Accountable Care Organizations (ACOs) in Medicare’s Shared Savings Program (SSP) will have three more years before they are liable for losses if new rules proposed by the Centers for Medicare and Medicaid Services (CMS) on December 1 are adopted.
ACOs are provider-led groups in which payments are linked to quality improvements for a defined population. If providers reduce expected spending while meeting quality metrics, they receive a portion of the savings. In certain models, they are also liable for losses if benchmarks aren’t met.
The new rules would extend the time under which ACOs would have to pay penalties in the form of losses, to six years from the current three years.
Shared Savings ACOs offer two options: Track 1, a one-sided model, in which organizations agree to share in savings up to 10% of the benchmark for a given year, but not losses, and Track 2, a two-sided model, in which ACOs share in both savings and losses. ACOs in the two-sided model can receive up to 15% of the benchmark for a given year and are liable for losses of up to 5% of the benchmark in the first performance year, 7.5% in the second performance year, and 10% in the third performance year, according to CMS.
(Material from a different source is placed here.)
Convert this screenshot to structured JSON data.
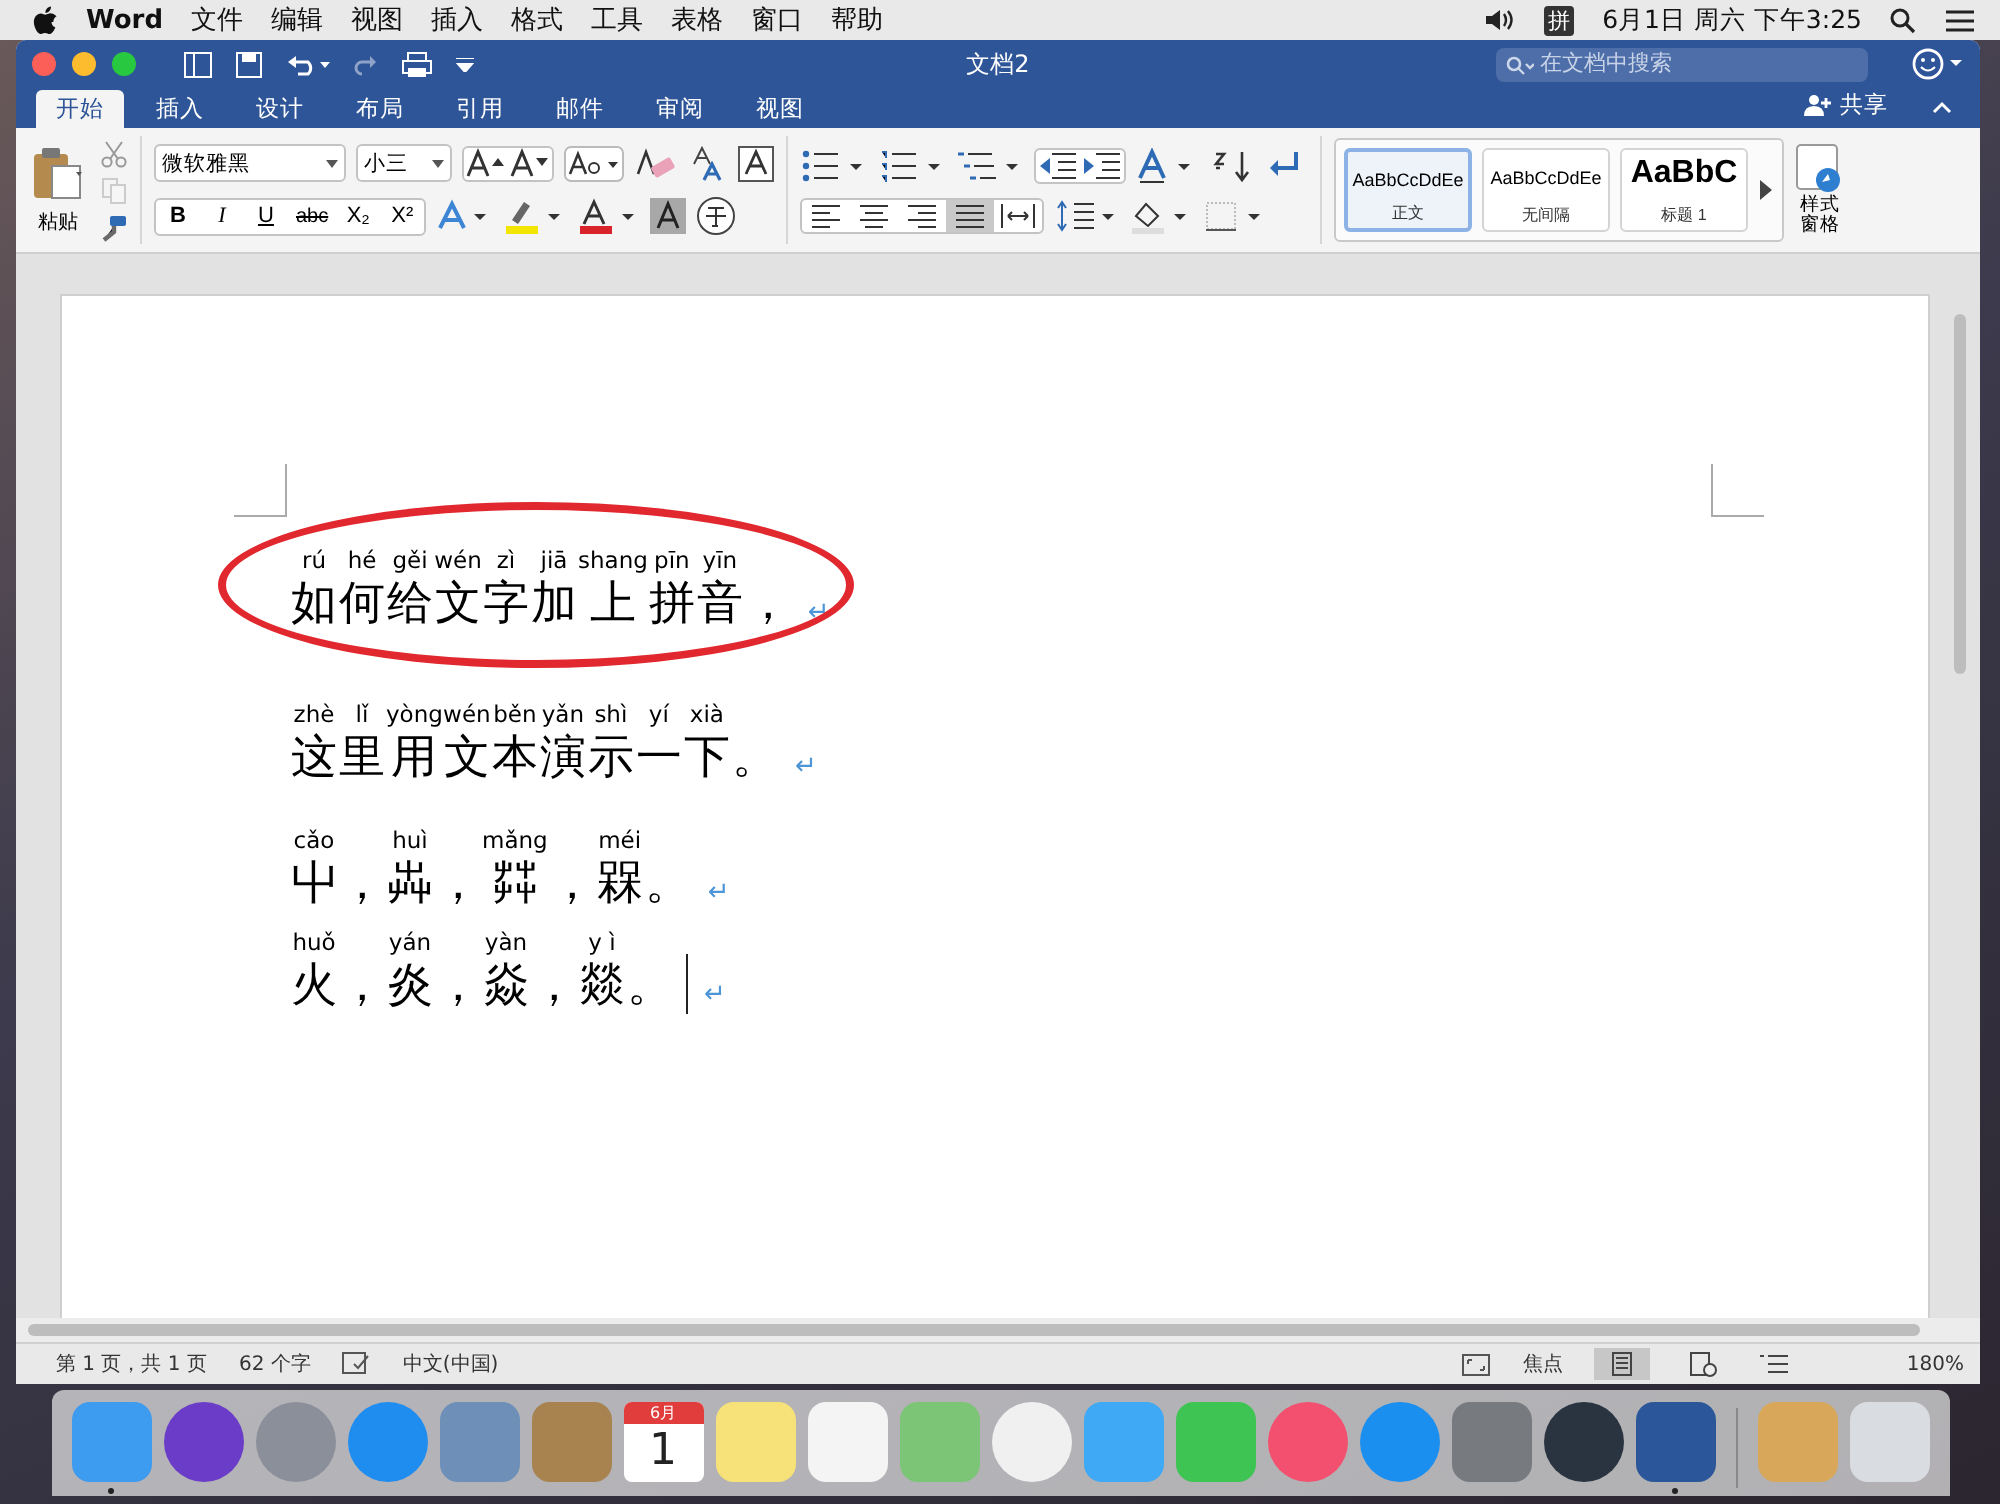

Under the current rules, organizations must transition from a one-sided to a two-sided model within three years. Many ACOs enter under the one-sided model, CMS said in a written statement.
CMS is proposing to give ACOs the option of a longer lead time to transition to a two-sided performance risk model after the first agreement period. ACOs would also be able to renew under the one-sided model for one additional agreement period, or three additional years. ACOs that enter the Shared Savings Program under the two-sided performance risk model would see no change, according to CMS.
CMS is also proposing a new two-sided model known as Track 3 which would allow ACOs to keep up to 75% of the money they save Medicare. They would also be responsible for up to 15% of loses if benchmarks aren’t achieved.
The organization is also looking to place more emphasis on primary care, employ alternative methodologies for benchmarks, and streamline data sharing and reduce administrative burden.
ACO formation is gaining momentum, but some providers have expressed concern about the start-up investment and downside risk that they pose.
The SSP now includes more than 330 ACOs in 47 states. In 2012, 58 SSP ACOs held spending below their benchmarks by a total of $705 million and earned shared savings payments of more than $315 million. Another 60 ACOs had expenditures below their benchmark, but not by a sufficient amount to earn shared savings.
In a written statement, CMS said it is “seeking comments on a number of care coordination tools that would make two-sided performance risk models more attractive to ACOs such as expanded use of telehealth, beneficiary attestation, and more flexibility around post-acute care referrals to help ACOs better coordinate care for beneficiaries using these services. These tools could all help encourage participating providers to improve quality and care coordination for Medicare beneficiaries, which in turn would result in better patient experiences and greater shared savings for both the ACO and the Medicare program.”